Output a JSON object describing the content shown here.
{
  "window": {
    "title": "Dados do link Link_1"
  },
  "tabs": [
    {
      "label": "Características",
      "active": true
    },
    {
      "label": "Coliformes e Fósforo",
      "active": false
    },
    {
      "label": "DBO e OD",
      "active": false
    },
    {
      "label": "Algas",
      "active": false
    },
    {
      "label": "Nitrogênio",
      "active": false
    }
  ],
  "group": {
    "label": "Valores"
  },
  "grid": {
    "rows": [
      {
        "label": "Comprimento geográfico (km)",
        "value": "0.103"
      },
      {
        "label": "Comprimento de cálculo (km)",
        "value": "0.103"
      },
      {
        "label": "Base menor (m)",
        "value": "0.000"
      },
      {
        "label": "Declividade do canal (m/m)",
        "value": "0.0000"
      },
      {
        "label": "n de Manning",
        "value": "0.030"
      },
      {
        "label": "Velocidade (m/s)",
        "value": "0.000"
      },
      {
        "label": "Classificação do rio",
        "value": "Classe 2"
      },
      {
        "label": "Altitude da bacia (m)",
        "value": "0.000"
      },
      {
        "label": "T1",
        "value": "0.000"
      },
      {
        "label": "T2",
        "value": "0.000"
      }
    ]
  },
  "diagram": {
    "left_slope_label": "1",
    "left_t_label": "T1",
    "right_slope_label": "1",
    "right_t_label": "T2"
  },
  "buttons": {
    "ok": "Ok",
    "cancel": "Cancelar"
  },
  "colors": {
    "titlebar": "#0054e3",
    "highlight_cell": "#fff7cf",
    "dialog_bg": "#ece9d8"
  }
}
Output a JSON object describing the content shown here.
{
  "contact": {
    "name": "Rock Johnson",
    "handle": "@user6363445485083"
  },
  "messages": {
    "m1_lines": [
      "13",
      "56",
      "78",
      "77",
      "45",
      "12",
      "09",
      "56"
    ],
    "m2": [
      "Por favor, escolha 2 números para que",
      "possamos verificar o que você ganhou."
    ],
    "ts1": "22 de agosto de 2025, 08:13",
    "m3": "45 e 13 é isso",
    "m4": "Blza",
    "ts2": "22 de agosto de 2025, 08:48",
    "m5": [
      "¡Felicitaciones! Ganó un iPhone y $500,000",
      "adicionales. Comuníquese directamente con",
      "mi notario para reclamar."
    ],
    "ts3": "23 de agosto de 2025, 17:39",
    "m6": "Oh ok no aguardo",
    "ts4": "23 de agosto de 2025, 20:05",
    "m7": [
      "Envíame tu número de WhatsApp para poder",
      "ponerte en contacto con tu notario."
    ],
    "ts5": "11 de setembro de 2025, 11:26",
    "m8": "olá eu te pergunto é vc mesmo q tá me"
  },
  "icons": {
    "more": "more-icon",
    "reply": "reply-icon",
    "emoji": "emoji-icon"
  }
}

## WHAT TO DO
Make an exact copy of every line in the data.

## SOLUTION TO THIS TASK
Output a JSON object describing the content shown here.
{
  "window": {
    "title": "Dados do link Link_1"
  },
  "tabs": [
    {
      "label": "Características",
      "active": true
    },
    {
      "label": "Coliformes e Fósforo",
      "active": false
    },
    {
      "label": "DBO e OD",
      "active": false
    },
    {
      "label": "Algas",
      "active": false
    },
    {
      "label": "Nitrogênio",
      "active": false
    }
  ],
  "group": {
    "label": "Valores"
  },
  "grid": {
    "rows": [
      {
        "label": "Comprimento geográfico (km)",
        "value": "0.103"
      },
      {
        "label": "Comprimento de cálculo (km)",
        "value": "0.103"
      },
      {
        "label": "Base menor (m)",
        "value": "0.000"
      },
      {
        "label": "Declividade do canal (m/m)",
        "value": "0.0000"
      },
      {
        "label": "n de Manning",
        "value": "0.030"
      },
      {
        "label": "Velocidade (m/s)",
        "value": "0.000"
      },
      {
        "label": "Classificação do rio",
        "value": "Classe 2"
      },
      {
        "label": "Altitude da bacia (m)",
        "value": "0.000"
      },
      {
        "label": "T1",
        "value": "0.000"
      },
      {
        "label": "T2",
        "value": "0.000"
      }
    ]
  },
  "diagram": {
    "left_slope_label": "1",
    "left_t_label": "T1",
    "right_slope_label": "1",
    "right_t_label": "T2"
  },
  "buttons": {
    "ok": "Ok",
    "cancel": "Cancelar"
  },
  "colors": {
    "titlebar": "#0054e3",
    "highlight_cell": "#fff7cf",
    "dialog_bg": "#ece9d8"
  }
}
Output a JSON object describing the content shown here.
{
  "contact": {
    "name": "Rock Johnson",
    "handle": "@user6363445485083"
  },
  "messages": {
    "m1_lines": [
      "13",
      "56",
      "78",
      "77",
      "45",
      "12",
      "09",
      "56"
    ],
    "m2": [
      "Por favor, escolha 2 números para que",
      "possamos verificar o que você ganhou."
    ],
    "ts1": "22 de agosto de 2025, 08:13",
    "m3": "45 e 13 é isso",
    "m4": "Blza",
    "ts2": "22 de agosto de 2025, 08:48",
    "m5": [
      "¡Felicitaciones! Ganó un iPhone y $500,000",
      "adicionales. Comuníquese directamente con",
      "mi notario para reclamar."
    ],
    "ts3": "23 de agosto de 2025, 17:39",
    "m6": "Oh ok no aguardo",
    "ts4": "23 de agosto de 2025, 20:05",
    "m7": [
      "Envíame tu número de WhatsApp para poder",
      "ponerte en contacto con tu notario."
    ],
    "ts5": "11 de setembro de 2025, 11:26",
    "m8": "olá eu te pergunto é vc mesmo q tá me"
  },
  "icons": {
    "more": "more-icon",
    "reply": "reply-icon",
    "emoji": "emoji-icon"
  }
}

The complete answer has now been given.